Family Mediation in other countries outside of the US
Updated: Aug 6
In recent articles I spoke about Family Law Mediation in Los Angeles California and the United States but what is the rest of the world doing?
The UK mediation has seen a rise since the Children and Families Act of 2014 when it made it mandatory for separating couples to go through a Mediation Information and Assessment Meeting (MIAM) before hearing in the Court.
Since the early 1980s a number of institutions in South Africa have championed mediation. The Independent Mediation Service of South Africa (IMSSA) was established in 1984. It trained mediators who then worked through Local Dispute Resolution Committees set up as part of the National Peace Accord. Initial training was undertaken by the UK's ACAS. IMSSA covers mediation within unionised environments.
Informal processes that engage a community in more holistic solution-finding are growing.
After 1995, the country established mediation agreements binding in law. The process has grown from generally covering collective agreements such as for wages or terms and conditions, to encompass more individual matters including dismissal.
In Australia mediation codes of conduct include those developed by the Law Societies of South Australia and Western Australia and those developed by organizations such as Institute of Arbitrators & Mediators Australia (IAMA) and LEADR. Australia did not adopt a national accreditation system, which may lead to a bad choice of mediators.
The Australian government claimed the benefits of mediation to include the following:
Broader issues vs the courts
Greater access to justice
More control by disputant over the process
The European Commission has promulgated codes of conduct for mediators.
In Canada codes of conduct for mediators are set by professional organizations. In Ontario three distinct professional organizations maintain codes of conduct for mediators. The Family Dispute Resolution Institute of Ontario and the Ontario Association of Family Mediators set standards for their members who mediate family matters and the Alternative Dispute Resolution Institute of Ontario who sets standards for their members.
The Alternative Dispute Resolution Institute of Ontario, a regional affiliate of the Alternative Dispute Resolution Institute of Canada, uses the code of conduct from the federal organization to regulate the conduct of its members. The Code's three objectives are to provide guiding principles for the conduct of mediators; to promote confidence in mediation as a process for resolving disputes; and to provide protection for members of the public who use mediators who are members of the institute.
In France, professional mediators have created an organization to develop a rational approach to conflict resolution. This approach is based on a "scientific" definition of a person and a conflict. These definitions help to develop a structured mediation process. Mediators have adopted a code of ethics which guarantees professionalism.

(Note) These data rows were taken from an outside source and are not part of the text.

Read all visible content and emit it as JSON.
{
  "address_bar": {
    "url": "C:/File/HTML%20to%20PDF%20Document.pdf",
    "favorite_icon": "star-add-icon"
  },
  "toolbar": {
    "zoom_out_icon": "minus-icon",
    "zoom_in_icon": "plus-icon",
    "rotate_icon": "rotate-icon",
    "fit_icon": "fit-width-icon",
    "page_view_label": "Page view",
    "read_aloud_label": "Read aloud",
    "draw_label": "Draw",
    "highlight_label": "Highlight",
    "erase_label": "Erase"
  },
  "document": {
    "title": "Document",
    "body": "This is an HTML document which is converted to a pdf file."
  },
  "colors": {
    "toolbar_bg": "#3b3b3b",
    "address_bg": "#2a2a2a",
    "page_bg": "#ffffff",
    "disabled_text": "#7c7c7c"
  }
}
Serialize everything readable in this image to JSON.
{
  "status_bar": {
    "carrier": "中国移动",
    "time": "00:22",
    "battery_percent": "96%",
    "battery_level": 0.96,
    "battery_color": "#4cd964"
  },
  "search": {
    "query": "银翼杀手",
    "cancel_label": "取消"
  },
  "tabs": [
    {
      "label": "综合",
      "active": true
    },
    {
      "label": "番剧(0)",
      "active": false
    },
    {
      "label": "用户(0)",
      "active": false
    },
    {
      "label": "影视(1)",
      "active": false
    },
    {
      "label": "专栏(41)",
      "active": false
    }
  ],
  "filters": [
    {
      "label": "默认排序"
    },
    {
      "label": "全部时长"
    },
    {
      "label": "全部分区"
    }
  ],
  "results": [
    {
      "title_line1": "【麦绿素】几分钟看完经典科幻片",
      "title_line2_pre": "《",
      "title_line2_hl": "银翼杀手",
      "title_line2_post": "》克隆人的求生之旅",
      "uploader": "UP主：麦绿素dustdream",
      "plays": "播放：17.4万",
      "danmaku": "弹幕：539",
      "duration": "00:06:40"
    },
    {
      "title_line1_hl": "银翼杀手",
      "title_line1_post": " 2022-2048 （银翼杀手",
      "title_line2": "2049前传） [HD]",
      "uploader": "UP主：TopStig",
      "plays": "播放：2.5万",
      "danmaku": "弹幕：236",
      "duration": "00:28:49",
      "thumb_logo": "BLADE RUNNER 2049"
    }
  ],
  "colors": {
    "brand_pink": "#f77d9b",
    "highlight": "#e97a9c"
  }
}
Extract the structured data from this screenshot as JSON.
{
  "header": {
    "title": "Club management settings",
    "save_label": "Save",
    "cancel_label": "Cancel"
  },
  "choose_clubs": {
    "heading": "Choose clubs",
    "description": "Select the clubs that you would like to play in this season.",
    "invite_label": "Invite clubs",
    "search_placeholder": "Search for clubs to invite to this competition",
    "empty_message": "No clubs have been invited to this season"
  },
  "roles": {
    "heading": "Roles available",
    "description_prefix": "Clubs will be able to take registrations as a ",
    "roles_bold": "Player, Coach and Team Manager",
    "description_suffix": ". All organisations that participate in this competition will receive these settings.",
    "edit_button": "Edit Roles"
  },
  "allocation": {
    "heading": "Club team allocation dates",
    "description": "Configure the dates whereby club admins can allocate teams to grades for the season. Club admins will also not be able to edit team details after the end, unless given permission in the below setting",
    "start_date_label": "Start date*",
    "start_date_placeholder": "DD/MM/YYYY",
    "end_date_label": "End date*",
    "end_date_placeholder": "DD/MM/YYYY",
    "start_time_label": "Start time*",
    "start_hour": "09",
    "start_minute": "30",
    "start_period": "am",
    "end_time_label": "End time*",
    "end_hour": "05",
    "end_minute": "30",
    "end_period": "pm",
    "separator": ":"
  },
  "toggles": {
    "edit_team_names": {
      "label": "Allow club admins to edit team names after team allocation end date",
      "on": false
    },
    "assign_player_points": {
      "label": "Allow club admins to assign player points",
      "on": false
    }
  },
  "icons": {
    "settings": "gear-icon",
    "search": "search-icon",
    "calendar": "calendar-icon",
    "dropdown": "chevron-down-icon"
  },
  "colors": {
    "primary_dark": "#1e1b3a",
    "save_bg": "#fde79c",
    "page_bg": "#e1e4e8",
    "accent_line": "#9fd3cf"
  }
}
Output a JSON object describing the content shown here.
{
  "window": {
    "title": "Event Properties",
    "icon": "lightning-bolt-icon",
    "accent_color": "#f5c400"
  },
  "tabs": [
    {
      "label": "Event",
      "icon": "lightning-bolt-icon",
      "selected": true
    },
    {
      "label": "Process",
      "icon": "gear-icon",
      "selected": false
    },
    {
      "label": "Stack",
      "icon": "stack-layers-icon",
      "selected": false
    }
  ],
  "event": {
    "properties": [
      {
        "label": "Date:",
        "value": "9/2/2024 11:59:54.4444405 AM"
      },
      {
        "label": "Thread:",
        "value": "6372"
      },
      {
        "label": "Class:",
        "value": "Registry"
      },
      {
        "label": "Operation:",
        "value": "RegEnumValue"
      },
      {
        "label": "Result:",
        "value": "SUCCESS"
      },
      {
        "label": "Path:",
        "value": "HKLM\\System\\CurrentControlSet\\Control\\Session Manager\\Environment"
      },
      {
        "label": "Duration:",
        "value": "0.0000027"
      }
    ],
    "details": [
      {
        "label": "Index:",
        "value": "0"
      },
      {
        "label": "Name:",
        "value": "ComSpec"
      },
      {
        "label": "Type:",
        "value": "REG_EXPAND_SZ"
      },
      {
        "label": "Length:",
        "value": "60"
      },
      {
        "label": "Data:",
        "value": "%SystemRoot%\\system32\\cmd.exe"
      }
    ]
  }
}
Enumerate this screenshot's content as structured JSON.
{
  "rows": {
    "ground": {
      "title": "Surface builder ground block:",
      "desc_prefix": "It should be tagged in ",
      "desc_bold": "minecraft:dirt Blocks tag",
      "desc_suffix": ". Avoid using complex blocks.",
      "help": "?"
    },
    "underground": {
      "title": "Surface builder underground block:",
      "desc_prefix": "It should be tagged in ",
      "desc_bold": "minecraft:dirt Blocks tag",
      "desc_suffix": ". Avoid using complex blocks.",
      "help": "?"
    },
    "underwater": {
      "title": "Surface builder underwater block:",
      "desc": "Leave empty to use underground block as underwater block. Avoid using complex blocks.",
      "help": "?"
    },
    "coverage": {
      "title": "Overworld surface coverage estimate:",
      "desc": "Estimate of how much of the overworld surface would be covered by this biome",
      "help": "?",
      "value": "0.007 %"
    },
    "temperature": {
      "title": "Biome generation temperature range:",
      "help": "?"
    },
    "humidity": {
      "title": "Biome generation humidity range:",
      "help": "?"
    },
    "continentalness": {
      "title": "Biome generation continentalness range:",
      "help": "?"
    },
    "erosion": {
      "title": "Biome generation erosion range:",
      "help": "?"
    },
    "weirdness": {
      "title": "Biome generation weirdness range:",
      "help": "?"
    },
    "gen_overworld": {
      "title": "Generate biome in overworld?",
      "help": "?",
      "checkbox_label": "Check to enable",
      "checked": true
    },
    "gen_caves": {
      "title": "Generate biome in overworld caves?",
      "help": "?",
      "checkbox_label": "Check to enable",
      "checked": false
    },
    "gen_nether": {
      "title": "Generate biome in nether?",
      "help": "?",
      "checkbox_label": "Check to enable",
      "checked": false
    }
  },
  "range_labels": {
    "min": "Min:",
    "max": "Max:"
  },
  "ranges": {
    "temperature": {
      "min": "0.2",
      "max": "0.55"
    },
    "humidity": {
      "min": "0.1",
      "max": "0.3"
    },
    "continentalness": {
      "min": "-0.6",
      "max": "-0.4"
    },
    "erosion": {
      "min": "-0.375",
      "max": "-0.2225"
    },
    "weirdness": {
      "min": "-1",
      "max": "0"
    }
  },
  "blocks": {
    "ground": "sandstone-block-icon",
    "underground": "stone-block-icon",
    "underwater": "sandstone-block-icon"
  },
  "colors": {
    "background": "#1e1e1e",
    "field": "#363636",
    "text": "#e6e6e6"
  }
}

In Germany, due to the Mediation Act of 2012, mediation as a process and the responsibilities of a mediator are legally defined. Based on the German language and the specific codification it has to take into account, that all persons who "mediate" in a conflict (defined as facilitation without evaluation and proposals for solution) are tied to the provisions of the Mediation Act even if they call their approach/process not mediation but facilitation conciliation, conflict counseling, consulting, conflict coaching or whatever else. For example, according to sec. 2 and sec. 3 of the German Mediation Act, the mediator has certain information and disclosure obligations as well as limitations of practice.
In Germany "certified mediators" from Sept. 1, 2017 must do a minimum of 120 hours of initial specialized mediator training as well as case supervision and further ongoing training of 40 hours within 4 years. Beyond this basic qualification, the leading mediation associations have agreed on quality standards higher than the minimum standards of the national regulation to certify their mediators. To become an accredited mediator of these associations one has to complete an accredited mediation training program of a minimum of 200 hours incl. 30 hours of supervision as well as ongoing training (30–40 hours within three years).
Within the United States, the laws governing mediation vary by state. Some states have clear expectations for certification, ethical standards and confidentiality. Some also exempt mediators from testifying in cases they've worked on. However, such laws only cover activity within the court system. Community and commercial mediators practicing outside the court system may not have such legal protections. State laws regarding lawyers may differ widely from those that cover mediators. Professional mediators often consider the option of liability insurance.
Conflict resolution systems are always culturally specific and in the last 20 years alternative conflict resolution systems in Nordic countries have become more common. We are seeing them in Mexico now and many other countries as well as International mediation especially in the 2000’s. New mediation systems have developed and also the caseload in mediation has increased.
If you have had any experience in Mediating in another country we would like to hear your experience good or bad to make ours more helpful. After all “it takes a village”! In this case it takes the world…..